Plan Ahead: Accessing a Drywall Job Site
Evaluating your job-site access before drywall delivery will save you time and labor.
Drywall expert and Habitat for Humanity construction manager Myron Ferguson walks us through what questions he asks himself when evaluating the environmental factors of a job site.
Whenever I get a call to come and measure a house for drywall, as I’m driving in, I’m already thinking about the site.
- Is it a safe site?
- Is the access adequate for us?
- Are the overhead power lines going to be in the way for the big boom truck?
- Are any windows that face the driveway or the street large enough to boom?
- Is there too much snow?
All of that is being evaluated before I’ve even walked on to the site.
On this particular site, I was worried about the overhead wires, but then I saw there was a place into which we could back the truck. Also, the one window I assumed would provide the best access was in fact a direct line into the site. So, they loaded through that window and were able to bring in the materials and distribute well through there.
Another problem to consider is that this is a walkout basement house and on the low end of the house, there is no driveway. I was thinking they could boom materials around that side of the house and down to the lower lawn, and we’d have to carry it in. Fortunately, the drywall delivery guys were able to maneuver the boom around so they could put it in the back window.
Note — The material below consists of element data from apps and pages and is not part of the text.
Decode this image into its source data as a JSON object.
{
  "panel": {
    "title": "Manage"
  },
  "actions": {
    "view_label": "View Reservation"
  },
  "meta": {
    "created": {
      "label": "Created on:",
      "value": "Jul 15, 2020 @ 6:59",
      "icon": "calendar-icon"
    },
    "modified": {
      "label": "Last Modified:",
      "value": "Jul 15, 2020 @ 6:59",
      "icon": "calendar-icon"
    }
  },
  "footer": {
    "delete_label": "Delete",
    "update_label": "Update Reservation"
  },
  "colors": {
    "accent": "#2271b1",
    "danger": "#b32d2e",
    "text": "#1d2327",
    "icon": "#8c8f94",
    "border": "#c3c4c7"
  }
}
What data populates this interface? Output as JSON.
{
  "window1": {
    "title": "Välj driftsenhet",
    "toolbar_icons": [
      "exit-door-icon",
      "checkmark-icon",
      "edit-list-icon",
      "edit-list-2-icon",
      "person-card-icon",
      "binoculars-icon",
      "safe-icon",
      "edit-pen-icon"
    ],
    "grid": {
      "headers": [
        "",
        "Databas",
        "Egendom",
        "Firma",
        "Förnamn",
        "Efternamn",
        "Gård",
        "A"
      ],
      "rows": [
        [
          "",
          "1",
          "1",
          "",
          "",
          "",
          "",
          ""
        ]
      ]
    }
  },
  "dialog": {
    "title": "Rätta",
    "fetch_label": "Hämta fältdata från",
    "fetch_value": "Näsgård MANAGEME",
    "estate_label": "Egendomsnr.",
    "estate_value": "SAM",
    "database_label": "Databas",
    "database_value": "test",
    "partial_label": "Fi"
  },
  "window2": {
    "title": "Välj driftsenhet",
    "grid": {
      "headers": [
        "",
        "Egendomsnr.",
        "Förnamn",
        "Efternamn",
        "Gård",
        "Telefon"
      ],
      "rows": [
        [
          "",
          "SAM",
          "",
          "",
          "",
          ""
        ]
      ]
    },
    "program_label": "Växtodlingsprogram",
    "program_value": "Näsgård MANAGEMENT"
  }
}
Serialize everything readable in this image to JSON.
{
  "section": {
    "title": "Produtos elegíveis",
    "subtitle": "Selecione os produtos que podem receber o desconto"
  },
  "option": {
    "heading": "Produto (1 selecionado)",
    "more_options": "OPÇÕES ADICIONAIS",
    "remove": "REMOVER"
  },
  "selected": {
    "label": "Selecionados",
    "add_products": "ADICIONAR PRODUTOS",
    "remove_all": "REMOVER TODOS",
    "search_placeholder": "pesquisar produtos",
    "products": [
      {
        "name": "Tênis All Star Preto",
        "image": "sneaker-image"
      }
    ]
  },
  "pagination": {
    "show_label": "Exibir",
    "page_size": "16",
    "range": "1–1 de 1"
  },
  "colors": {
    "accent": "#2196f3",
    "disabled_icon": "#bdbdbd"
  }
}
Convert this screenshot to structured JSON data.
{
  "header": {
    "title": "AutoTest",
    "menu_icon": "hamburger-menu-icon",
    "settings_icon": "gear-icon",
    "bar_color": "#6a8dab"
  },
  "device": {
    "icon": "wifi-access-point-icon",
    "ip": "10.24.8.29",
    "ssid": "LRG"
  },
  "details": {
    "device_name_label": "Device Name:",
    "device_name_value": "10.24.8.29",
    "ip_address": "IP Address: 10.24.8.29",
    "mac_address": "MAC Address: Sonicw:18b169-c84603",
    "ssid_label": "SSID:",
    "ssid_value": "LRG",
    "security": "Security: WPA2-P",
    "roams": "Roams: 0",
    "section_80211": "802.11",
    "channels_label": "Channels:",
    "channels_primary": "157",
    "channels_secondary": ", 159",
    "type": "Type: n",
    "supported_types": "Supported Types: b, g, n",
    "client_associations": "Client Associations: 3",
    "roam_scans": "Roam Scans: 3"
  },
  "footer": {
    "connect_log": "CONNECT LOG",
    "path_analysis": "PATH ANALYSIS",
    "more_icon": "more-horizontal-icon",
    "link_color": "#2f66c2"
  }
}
While this didn’t end up being an issue, it’s something I had to think about ahead of time and warn the delivery crew that they might need to bring an extra person to help carry the materials inside.
- Northern Saratoga, Warren, and Washington Counties Habitat for Humanity
- Planning a Drywall Job
- Drywall Delivery Dos and Don’ts